In ancient times people built peculiar street pattern like a labyrinth to confuse the invaders. Venezia’s maze of narrow streets has the same effect to deter the modern day tourists, but only to a certain degree. Global warming and the growing tourism are both sinking the islands on different levels. It’s only during the wee hours that one can start to feel the heartbeat of the old city when it resurfaces from a cloud of perfume.
And to me, this bridge represents the heart of the city. No one seems to know which backstreets connect to either end of it. No gondola glides beneath it. The bridge seems so exposed yet private, so close yet so far. I don’t know how many true Venetians still inhabit the city, but I imagine there’s one of them guarding this bridge like the oldest and fondest memory.
Through movies we relive someone’s live, but at the same time also a part of ours. Sometimes it hurts but eventually it finds way to untie the knots deep in our hearts, not unlike a massage therapy.

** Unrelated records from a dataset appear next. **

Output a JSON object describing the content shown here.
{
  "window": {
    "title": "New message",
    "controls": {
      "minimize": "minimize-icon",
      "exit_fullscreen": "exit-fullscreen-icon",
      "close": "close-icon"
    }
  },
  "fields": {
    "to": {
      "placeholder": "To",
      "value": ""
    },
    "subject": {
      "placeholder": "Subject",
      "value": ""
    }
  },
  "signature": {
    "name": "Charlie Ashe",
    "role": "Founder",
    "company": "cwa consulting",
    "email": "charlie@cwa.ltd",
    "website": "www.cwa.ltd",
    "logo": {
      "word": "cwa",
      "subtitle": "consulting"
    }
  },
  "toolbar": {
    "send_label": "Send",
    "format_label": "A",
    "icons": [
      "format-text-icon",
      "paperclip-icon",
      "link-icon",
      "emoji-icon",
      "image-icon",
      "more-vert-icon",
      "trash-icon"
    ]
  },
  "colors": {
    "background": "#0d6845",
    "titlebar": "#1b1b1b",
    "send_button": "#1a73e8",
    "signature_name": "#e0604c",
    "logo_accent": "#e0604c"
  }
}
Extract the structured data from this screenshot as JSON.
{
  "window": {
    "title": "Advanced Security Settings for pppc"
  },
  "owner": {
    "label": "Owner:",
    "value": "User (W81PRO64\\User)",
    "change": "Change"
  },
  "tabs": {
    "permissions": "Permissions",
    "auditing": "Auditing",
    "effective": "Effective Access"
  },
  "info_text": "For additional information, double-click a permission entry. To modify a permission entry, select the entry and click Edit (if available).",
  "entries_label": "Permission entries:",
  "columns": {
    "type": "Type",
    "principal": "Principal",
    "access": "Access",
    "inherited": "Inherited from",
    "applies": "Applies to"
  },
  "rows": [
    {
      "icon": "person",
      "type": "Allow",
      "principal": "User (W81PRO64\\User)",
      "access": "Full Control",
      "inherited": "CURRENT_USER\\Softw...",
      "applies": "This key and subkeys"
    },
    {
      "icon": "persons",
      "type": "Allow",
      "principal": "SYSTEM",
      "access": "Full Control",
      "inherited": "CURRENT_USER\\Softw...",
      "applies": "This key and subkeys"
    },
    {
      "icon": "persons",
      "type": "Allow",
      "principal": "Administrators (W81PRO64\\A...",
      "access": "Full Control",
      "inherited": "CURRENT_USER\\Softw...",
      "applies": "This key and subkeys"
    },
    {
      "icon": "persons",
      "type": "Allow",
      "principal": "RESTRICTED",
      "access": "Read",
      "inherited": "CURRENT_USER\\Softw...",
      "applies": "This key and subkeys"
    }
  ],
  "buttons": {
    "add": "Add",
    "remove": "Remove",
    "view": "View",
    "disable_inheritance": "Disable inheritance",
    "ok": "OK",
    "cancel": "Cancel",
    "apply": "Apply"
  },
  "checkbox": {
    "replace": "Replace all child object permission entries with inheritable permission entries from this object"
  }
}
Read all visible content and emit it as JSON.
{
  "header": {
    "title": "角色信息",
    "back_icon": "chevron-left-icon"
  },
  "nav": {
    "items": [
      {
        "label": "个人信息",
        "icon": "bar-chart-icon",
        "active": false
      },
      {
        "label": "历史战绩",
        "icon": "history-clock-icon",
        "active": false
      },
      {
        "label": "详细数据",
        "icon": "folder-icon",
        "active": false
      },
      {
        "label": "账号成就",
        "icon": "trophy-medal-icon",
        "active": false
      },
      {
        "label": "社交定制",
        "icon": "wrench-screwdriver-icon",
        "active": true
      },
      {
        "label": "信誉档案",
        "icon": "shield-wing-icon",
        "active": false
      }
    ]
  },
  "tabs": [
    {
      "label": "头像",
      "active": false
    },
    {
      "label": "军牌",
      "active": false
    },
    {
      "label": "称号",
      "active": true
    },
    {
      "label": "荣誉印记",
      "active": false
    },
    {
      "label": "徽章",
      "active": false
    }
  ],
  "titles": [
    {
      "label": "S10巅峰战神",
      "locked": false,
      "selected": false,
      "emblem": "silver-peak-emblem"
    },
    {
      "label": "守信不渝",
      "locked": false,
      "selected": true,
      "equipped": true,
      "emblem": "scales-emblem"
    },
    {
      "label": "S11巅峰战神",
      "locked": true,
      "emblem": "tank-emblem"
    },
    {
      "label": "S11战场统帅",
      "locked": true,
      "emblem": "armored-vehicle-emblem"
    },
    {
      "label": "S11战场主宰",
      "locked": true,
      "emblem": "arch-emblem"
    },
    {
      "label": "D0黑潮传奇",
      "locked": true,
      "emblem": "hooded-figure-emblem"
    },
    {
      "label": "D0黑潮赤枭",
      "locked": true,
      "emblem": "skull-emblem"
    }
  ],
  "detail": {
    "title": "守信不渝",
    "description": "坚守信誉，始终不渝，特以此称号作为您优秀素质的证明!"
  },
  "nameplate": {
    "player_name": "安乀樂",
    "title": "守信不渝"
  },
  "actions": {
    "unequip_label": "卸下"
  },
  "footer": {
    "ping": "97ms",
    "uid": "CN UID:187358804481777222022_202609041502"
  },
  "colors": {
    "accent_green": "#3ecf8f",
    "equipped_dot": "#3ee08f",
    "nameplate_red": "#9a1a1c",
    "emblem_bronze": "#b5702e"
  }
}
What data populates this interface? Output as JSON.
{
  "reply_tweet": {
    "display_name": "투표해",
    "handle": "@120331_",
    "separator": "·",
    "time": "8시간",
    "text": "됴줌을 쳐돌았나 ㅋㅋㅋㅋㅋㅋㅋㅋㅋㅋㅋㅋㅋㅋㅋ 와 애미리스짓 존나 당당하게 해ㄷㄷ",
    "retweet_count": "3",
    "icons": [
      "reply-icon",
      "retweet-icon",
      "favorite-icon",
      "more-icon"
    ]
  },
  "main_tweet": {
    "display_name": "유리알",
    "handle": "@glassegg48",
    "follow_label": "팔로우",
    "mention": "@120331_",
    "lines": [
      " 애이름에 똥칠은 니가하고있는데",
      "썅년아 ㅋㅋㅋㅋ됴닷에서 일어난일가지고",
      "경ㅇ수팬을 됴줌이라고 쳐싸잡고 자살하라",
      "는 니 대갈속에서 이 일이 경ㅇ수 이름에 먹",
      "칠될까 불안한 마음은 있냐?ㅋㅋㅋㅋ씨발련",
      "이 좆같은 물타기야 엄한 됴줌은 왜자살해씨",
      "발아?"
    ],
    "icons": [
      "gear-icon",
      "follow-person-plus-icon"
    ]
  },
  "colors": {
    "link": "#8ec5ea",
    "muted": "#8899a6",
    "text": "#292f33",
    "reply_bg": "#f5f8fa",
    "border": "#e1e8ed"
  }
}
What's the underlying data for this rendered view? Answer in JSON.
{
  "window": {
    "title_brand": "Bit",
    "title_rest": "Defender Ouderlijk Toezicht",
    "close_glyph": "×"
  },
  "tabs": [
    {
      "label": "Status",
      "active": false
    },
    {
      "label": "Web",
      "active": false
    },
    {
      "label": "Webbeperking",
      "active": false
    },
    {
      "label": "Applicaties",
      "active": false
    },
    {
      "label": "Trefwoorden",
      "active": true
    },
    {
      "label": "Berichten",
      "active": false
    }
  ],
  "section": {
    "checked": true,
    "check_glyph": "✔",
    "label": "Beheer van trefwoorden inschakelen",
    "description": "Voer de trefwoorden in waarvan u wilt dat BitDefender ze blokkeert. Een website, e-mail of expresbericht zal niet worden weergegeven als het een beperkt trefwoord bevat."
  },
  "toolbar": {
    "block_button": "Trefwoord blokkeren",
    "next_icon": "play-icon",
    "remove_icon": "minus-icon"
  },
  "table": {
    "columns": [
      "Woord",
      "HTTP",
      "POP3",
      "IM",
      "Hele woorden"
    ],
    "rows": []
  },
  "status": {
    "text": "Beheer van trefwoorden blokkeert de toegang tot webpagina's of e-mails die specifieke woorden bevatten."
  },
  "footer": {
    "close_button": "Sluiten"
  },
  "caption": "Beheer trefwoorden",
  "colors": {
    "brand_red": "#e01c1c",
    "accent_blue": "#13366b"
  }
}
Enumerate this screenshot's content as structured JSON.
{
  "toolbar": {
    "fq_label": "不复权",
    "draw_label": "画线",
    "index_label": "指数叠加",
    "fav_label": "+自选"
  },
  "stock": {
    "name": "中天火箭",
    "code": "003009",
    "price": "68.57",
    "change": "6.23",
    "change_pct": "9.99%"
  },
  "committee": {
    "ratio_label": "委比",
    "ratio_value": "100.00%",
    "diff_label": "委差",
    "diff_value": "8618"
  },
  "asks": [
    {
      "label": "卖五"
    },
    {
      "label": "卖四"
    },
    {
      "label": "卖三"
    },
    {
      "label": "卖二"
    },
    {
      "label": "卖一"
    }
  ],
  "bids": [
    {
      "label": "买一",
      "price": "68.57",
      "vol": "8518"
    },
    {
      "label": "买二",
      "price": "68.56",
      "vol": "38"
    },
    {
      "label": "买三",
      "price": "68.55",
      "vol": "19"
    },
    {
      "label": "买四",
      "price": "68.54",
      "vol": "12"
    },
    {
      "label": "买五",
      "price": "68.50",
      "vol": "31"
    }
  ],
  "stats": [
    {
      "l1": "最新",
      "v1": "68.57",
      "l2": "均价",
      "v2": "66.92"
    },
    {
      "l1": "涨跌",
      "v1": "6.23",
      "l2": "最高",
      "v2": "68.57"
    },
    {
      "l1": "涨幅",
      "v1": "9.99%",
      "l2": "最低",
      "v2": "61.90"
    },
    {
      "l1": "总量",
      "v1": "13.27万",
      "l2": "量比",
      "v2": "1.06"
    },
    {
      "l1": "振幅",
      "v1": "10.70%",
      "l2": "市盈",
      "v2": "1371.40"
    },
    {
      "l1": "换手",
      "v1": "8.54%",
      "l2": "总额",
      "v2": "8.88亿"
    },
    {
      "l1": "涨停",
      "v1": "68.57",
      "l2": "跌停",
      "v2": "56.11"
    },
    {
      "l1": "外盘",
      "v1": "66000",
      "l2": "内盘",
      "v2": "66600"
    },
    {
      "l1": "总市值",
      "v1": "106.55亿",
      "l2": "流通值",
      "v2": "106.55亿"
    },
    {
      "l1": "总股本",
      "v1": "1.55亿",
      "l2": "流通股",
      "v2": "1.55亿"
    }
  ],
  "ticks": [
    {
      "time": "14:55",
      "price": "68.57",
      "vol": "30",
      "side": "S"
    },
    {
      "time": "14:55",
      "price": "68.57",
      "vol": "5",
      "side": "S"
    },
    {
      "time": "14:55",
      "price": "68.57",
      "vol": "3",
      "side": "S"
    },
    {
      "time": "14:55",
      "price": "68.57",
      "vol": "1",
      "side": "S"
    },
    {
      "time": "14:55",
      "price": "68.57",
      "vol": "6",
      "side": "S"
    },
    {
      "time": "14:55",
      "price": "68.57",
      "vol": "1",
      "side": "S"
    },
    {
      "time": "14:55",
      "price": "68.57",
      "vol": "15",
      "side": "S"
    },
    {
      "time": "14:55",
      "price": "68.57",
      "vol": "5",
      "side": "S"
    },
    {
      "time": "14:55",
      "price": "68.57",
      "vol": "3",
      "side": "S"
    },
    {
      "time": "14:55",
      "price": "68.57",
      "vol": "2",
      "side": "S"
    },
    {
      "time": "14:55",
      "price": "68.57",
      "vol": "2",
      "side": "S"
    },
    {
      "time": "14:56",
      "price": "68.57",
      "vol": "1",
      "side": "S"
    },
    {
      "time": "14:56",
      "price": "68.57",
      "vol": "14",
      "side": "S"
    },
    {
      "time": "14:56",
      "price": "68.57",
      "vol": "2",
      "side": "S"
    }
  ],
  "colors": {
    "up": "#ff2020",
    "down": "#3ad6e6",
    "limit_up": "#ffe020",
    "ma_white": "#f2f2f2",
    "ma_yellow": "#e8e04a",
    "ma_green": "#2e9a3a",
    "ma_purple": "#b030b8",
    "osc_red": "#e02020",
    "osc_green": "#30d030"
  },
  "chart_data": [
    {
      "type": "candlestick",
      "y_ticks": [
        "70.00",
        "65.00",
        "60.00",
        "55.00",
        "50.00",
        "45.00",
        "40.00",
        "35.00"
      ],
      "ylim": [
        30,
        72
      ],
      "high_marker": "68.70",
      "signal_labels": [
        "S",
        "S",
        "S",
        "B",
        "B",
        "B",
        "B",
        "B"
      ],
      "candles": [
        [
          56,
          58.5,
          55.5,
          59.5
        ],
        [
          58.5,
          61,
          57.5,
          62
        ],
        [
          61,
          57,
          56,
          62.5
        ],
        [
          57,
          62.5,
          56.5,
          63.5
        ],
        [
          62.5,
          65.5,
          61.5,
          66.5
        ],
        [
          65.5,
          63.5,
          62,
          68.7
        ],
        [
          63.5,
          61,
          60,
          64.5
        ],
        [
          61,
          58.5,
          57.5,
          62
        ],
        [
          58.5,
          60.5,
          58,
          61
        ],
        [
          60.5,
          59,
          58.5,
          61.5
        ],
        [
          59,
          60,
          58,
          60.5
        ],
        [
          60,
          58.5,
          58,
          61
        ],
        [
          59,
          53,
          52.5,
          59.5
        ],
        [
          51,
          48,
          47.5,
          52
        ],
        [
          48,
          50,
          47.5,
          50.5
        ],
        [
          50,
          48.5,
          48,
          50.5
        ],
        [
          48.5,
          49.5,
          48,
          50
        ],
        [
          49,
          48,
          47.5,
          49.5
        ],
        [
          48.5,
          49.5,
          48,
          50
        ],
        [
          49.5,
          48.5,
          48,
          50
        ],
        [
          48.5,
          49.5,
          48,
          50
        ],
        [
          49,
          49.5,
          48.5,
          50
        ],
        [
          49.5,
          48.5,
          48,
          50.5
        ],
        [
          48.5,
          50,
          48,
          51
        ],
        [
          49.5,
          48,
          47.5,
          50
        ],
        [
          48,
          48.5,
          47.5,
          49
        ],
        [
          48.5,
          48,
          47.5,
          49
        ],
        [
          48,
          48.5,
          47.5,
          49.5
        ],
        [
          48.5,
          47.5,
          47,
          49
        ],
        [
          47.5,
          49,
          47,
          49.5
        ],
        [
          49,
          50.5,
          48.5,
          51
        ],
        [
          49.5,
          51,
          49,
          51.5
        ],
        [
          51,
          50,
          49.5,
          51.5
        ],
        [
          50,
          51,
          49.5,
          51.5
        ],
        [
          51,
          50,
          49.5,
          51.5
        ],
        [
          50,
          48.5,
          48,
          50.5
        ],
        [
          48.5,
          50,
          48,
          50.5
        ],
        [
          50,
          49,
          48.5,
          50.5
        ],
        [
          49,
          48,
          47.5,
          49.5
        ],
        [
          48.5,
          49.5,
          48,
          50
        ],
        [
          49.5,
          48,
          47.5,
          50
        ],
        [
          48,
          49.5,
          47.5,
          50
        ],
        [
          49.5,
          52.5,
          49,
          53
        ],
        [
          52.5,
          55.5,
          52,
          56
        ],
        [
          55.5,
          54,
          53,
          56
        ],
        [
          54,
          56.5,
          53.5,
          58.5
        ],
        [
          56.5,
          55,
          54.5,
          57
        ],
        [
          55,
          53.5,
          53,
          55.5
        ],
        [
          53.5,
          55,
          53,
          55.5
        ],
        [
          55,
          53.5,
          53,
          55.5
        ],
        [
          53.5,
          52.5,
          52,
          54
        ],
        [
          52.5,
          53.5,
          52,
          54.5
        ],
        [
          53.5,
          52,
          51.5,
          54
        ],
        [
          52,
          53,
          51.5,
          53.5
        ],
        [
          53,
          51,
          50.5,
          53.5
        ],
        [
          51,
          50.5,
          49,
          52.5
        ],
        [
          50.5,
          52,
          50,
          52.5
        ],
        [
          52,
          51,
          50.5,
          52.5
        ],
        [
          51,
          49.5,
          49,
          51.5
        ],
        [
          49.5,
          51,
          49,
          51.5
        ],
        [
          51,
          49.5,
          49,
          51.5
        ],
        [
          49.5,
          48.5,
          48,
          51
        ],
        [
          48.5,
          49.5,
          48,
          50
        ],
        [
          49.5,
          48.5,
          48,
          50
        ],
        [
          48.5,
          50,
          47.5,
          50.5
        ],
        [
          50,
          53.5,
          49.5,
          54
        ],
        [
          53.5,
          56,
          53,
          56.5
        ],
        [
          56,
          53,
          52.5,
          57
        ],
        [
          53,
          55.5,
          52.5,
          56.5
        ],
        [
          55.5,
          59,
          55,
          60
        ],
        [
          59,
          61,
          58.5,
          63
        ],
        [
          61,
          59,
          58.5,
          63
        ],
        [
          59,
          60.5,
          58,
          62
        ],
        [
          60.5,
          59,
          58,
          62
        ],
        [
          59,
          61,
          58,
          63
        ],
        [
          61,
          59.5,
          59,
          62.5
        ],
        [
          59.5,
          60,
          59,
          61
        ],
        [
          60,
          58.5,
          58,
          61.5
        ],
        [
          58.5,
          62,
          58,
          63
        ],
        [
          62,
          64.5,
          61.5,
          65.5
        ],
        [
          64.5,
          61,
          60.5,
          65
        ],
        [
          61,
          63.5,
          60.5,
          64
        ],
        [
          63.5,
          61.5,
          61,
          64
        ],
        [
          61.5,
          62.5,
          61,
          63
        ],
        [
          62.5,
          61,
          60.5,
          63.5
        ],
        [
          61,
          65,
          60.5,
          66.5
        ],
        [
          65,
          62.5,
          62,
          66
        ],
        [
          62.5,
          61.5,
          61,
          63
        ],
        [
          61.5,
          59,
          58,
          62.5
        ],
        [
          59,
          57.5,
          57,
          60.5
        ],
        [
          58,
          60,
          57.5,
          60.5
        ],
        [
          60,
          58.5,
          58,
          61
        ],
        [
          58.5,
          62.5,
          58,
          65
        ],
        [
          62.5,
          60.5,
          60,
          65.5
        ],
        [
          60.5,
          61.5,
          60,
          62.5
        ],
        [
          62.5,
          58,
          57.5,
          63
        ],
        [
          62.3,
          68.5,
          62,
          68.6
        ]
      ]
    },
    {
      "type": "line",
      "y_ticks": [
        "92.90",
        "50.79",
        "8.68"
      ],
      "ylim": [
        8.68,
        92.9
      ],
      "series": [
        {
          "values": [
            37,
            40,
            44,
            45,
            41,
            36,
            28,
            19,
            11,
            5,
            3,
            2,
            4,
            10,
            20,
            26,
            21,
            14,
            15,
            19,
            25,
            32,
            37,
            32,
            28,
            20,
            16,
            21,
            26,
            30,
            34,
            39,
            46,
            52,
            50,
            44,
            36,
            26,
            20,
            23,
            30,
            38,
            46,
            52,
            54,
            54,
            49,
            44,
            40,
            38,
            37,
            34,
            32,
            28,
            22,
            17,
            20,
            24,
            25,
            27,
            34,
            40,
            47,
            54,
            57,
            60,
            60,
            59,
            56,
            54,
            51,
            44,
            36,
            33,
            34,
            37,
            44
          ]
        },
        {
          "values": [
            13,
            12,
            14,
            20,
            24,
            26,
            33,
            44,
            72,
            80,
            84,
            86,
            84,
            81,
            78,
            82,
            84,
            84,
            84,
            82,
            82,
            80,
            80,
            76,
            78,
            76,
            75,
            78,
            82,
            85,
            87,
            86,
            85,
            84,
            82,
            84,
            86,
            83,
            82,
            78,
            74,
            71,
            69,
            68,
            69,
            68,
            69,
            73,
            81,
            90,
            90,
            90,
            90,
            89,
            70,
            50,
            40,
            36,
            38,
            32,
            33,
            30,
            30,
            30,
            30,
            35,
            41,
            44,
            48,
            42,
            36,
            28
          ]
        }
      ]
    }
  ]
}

This historic Jones Theater in Westcliffe, Colorado was a saloon in the 1880s where miners spent their money from mining silver in the nearby towns. It has been more than 90 years since a Westcliffe man purchased the building and showed the first movie here. On this particular night they were showing a 2015 film “Ricky and the Flash” starring Meryl Streep, but to me the atmosphere felt more like “Out of Africa” from the 80s.